The election of 1792 was, in many ways, a repeat of the election of 1789. There were the same candidates and the same result, Washington winning by a unaminous vote of the electoral college and John Adams being re-elected Vice President. George Washington really didn’t want to run for a second term. Although his first term had been very successful, Washington had not enjoyed it. He wanted nothing more than to retire from politics and go back to his home at Mount Vernon.
One thing that had especially exasperated Washington was the growth of partisan politics in the new republic. None of the founding fathers had anything good to say about political parties and they all warned of the dangers of factions. Despite these warning, the first party system was already forming around Washington’s two chief cabinet officials; Thomas Jefferson and Alexander Hamilton. Both of these men were very intelligent and ambitious. Both of them had grown up without a father, Jefferson’s dying when he was 14 and Hamilton’s abandoning his family. In all other ways, however, the two men were opposites and rivals.

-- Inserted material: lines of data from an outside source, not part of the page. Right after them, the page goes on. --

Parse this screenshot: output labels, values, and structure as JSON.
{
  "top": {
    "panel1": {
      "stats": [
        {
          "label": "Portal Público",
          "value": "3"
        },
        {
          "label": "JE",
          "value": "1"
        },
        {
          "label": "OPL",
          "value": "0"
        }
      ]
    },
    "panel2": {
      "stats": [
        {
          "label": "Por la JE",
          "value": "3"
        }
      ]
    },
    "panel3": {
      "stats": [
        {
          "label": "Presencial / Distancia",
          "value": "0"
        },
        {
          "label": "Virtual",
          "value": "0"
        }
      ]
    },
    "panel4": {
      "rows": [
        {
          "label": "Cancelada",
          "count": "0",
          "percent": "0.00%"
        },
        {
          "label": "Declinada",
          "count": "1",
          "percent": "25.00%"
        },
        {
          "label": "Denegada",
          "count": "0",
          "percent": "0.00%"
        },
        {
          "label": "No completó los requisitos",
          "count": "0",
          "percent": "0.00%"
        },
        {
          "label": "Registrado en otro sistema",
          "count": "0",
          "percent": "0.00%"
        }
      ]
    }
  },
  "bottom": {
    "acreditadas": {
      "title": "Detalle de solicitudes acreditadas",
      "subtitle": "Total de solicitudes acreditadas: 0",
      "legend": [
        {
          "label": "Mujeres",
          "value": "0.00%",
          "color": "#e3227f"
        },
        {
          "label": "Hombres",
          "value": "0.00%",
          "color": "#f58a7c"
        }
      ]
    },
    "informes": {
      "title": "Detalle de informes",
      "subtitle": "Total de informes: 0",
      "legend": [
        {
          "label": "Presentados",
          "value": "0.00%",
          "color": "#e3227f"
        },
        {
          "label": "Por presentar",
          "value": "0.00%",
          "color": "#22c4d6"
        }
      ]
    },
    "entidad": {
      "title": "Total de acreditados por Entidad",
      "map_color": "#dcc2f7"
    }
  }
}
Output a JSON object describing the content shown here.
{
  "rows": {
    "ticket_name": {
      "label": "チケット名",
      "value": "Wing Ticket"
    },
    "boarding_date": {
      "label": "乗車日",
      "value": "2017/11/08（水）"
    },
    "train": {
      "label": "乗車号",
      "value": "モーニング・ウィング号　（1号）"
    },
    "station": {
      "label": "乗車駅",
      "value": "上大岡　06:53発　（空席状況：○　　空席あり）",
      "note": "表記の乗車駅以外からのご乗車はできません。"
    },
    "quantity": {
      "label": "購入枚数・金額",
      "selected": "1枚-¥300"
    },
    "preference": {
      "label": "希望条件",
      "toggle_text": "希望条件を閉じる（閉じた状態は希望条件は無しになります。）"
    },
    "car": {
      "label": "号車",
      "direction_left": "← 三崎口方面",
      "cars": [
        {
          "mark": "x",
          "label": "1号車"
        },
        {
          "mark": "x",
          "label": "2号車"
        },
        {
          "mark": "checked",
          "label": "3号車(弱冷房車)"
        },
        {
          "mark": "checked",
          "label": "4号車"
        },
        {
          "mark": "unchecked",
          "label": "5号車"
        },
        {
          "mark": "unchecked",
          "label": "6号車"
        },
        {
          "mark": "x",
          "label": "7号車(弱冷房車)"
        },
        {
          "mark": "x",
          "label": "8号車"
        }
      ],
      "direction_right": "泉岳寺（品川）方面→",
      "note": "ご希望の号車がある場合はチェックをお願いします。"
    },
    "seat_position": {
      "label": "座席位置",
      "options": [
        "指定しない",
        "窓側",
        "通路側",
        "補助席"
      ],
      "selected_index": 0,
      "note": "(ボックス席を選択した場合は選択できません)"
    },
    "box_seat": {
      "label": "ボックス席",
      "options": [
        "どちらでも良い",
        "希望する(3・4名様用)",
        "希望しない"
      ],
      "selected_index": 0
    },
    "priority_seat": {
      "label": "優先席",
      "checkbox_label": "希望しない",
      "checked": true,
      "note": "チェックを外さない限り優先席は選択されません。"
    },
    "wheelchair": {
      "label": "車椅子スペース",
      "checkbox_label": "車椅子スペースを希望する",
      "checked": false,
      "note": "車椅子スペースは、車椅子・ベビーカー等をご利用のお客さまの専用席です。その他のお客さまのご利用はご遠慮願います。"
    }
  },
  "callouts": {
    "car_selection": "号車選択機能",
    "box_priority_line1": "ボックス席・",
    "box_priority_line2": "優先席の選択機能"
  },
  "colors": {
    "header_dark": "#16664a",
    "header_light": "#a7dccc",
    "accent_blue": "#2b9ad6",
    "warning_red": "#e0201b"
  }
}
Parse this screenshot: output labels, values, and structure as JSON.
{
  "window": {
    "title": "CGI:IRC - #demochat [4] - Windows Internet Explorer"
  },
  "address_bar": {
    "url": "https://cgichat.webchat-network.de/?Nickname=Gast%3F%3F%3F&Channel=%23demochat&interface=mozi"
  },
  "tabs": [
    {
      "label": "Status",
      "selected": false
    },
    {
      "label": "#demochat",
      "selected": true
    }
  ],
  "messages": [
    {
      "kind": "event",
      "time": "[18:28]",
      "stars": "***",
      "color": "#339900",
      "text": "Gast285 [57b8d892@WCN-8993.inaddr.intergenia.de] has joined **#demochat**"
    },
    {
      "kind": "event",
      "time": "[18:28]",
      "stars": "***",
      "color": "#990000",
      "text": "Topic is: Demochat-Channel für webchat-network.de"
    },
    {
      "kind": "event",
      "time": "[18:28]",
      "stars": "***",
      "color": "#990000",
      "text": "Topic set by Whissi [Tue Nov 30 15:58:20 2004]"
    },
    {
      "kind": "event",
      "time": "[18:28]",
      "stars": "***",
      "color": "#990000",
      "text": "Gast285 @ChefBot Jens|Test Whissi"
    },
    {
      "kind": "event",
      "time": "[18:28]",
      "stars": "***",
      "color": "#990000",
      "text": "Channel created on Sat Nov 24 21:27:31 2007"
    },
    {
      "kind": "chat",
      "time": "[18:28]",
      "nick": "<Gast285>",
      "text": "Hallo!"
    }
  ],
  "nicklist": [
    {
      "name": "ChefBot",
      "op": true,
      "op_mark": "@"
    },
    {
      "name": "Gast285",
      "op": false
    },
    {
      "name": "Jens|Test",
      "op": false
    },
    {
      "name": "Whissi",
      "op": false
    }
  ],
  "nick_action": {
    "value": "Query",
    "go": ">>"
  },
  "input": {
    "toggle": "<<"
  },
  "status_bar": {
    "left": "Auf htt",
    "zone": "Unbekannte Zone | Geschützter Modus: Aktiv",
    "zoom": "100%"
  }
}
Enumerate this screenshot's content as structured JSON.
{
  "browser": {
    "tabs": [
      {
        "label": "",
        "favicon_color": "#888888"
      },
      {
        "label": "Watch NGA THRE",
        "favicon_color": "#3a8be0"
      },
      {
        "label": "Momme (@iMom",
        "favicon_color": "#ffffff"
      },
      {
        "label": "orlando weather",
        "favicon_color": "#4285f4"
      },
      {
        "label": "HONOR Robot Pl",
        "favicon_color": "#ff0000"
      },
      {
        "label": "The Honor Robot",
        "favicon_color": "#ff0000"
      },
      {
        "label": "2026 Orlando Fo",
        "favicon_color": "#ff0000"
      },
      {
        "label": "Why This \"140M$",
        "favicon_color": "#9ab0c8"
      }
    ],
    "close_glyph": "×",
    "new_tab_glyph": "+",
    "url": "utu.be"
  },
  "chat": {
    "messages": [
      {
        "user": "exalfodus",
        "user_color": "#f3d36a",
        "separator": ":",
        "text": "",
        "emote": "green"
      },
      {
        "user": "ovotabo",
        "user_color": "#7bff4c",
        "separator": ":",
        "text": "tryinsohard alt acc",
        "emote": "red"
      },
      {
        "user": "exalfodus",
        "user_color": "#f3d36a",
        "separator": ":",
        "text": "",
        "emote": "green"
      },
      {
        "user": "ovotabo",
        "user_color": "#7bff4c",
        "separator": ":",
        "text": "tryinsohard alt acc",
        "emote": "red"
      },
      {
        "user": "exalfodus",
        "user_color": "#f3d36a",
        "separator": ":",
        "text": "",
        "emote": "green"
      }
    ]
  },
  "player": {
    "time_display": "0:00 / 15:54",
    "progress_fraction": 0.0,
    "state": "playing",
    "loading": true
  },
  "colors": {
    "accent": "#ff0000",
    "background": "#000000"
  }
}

Alexander Hamilton favored a strong federal government. Since he had been born outside the thirteen colonies, he had never developed any intense loyalty to any one state, instead viewing the United States as a whole. He believed that the United States should become an industrial power and wanted a national bank to finance investments and improvements to the infrastructure for that end. Hamilton was also something of an elitist, believing that the people should be guided. Thomas Jefferson was a Virginian. He, like almost everyone at the time, was loyal to his state first and then to the nation. He wanted a weak national government, and believed that state’s rights were paramount. He believed that the United States should have a primarily agricultural economy and distrusted banks. His opinion was that only a republic of sturdy independent farmers could endure. He professed to have great love for the people. Even in personality the two men differed. Hamilton was hyperactive, always making plans and working on projects. Jefferson was more laid back, in some ways even lazy. In foreign policy, Hamilton favored an alliance with the British on the grounds of common culture and trade. Jefferson wanted to support France as a fellow republic after their revolution. The two men caused Washington quite a lot of trouble with their endless bickering, especially when the newspapers they were financing starting to attack each other. Soon the followers of Hamilton were calling themselves Federalists while Jefferson’s supporters were the Democratic-Republicans.
The one thing that Hamilton and Jefferson did agree on was that Washington should run again. The country was still too young and things were still too unsettled to go without Washington’s guidance. Washington reluctantly agreed. All thirteen of the original states were able to participate in this election and Vermont and Kentucky had been added to the Union so there were 132 electoral votes. All 132 electors cast one of their votes for Washington, giving him a unanimous vote for President. With their second vote, they gave John Adams 77 votes, making him Vice-President again. George Clinton received 50 votes.